October 2002
Seniors Advocate

How can you know if our health care system is well managed and working well!

By Dr. David Zitner

Seniors and all Canadians strongly value and appreciate many government activities. Perhaps this is the reason we don’t resist too much when asked to pay high taxes.

However, we expect governments to deliver good value for the dollars we donate for government and communal activities. In health care good value means that we don’t have to wait too long for health services administered by government insurance, and that the health services we get help us and don’t harm us.

Recently at least one district in Nova Scotia reported a failing grade for emergency department access. In the Capital District 88% of patients, with a category 3 emergency, waited longer than the accepted standard. What other questions should Canadians ask in order to understand if our health care system is being well managed or not, if it is succeeding or failing us when we need it most.

What does helping mean in health care:

The purpose of health care is to improve health, in particular to improve our comfort, our function and how long we live healthy lives. People see a doctor, nurse, physiotherpist or other health worker in order to feel better, to be able to do more, and to live longer. And, it is reasonably simple to measure if an individuals function or comfort increased after a treatment. In fact, it is so simple that each of us (with or without health care training) knows after treatment if they feel better or if they function better and are able to do more.

Are our health care dollars well managed and do we receive good value:

So, how can Senior Citizens and other Canadians know if we are receiving good value for the dollars government spends on our behalf? One way is to ask politicians and health care administrators what we are getting for the money they spend, on our behalf.

We know that many people who receive treatment have miraculous recoveries! How many? We also know that some treatments could be harmful. How many? Do those managing our health care system make the right measurements? Do they know how many people are helped or harmed? Does the health care system report the results to us?

We also expect health care to be there when we need it. Being there when we need it means not waiting too long. Health system administrators should know exactly how many people are waiting for care and how long they have waited, and how many are waiting too long.

As an experiment each of readers might consider asking your local community or district health board or Provincial M.L.A. if they know how much money was spent for health care, and asking if they know how many people benefitted from treatment and how many were harmed? Does your district board have a list of all people waiting for care and how long they’ve waited? How many have waited too long? Does your M.L.A. know and understand how the health care system is functioning for his or her constituents?

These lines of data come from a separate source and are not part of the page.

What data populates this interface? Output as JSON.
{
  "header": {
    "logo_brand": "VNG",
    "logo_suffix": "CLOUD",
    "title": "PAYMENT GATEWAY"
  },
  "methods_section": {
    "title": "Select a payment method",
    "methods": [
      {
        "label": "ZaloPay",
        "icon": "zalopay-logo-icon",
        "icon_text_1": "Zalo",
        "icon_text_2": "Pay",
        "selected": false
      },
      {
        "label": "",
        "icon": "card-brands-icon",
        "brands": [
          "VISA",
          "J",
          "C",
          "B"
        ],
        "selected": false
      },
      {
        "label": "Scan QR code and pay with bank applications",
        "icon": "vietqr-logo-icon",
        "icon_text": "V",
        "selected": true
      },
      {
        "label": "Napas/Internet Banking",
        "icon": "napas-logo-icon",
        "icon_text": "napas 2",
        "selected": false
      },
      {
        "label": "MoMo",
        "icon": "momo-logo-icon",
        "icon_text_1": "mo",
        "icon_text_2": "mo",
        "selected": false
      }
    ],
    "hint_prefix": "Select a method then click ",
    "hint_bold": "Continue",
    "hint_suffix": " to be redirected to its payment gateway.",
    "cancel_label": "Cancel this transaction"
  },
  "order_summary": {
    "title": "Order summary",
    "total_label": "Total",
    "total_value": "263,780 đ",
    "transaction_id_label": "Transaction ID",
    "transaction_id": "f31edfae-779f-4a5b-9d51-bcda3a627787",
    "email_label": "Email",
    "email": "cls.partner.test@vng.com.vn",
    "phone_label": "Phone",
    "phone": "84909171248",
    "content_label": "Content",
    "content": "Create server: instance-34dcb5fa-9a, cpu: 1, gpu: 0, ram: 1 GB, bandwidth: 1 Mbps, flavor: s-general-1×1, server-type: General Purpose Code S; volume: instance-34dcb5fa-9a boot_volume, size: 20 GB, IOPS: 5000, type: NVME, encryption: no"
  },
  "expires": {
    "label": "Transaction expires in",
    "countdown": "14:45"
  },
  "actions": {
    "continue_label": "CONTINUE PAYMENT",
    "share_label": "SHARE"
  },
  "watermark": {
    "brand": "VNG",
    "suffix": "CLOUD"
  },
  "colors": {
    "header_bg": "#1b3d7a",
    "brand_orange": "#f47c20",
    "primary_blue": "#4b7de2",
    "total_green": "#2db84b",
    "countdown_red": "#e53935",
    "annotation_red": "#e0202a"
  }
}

Developing infrastructure-for example roads and sidewalks- is an important government activity. Encouraging the development of an INFOstructure (the information tools to support health care and health care management) is one example of an important government role in health care.

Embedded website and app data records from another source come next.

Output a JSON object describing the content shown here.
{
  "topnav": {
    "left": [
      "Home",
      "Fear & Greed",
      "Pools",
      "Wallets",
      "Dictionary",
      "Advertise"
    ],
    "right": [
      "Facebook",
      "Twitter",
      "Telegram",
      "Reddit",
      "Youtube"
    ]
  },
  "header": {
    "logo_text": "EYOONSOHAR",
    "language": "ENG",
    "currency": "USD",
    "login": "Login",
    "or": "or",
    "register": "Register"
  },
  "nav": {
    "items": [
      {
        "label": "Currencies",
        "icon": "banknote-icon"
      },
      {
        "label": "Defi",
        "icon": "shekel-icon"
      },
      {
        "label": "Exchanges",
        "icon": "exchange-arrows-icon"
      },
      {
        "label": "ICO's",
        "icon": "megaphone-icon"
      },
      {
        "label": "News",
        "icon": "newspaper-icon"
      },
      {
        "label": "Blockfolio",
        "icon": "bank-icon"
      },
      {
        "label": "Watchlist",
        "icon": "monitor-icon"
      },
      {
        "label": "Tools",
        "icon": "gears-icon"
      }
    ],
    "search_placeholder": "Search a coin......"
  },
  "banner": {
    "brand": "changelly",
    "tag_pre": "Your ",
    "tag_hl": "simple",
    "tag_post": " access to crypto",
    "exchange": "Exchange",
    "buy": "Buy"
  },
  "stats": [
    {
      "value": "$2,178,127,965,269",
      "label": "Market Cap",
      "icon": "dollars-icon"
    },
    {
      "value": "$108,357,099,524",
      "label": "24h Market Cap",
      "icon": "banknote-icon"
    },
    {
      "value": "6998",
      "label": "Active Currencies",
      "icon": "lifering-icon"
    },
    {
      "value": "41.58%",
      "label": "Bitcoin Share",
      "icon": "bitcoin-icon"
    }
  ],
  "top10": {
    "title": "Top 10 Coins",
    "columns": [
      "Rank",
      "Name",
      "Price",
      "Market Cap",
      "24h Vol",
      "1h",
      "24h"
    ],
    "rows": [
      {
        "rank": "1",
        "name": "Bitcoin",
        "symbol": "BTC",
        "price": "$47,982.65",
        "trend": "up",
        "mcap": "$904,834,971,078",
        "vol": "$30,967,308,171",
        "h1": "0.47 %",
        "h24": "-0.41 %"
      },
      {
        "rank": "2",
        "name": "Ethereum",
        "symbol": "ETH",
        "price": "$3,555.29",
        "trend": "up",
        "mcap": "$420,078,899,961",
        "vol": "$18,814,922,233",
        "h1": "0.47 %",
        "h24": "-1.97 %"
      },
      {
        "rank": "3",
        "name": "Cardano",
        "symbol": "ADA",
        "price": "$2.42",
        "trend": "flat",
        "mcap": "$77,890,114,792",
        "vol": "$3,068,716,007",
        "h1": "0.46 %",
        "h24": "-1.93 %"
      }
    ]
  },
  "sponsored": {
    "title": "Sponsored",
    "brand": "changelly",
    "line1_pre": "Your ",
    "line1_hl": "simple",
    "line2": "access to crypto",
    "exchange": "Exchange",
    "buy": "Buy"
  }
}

When the proper information infrastructure is in place perhaps our health system will be better able to answer your important questions.

Four questions to ask to find out if our health care system is working well and well managed.

The Questions!

1. How many people are better after treatment?

2. How many people are worse after treatment – and who are they?(How often do mistakes occur?)

3. How many people have to wait too long for care?

4. Can your Minister of Health, Provincial M.L.A. District Board Chair, or District Board CEO answer the first three questions?

Are there other questions about the health care system you would like answered? The system will only get better if you ask the right people the important questions.

Dr. David Zitner, a family doctor, is Director of Medical Informatics at Dalhousie University Medical School and Health Policy Fellow at the Atlantic Institute for Market Studies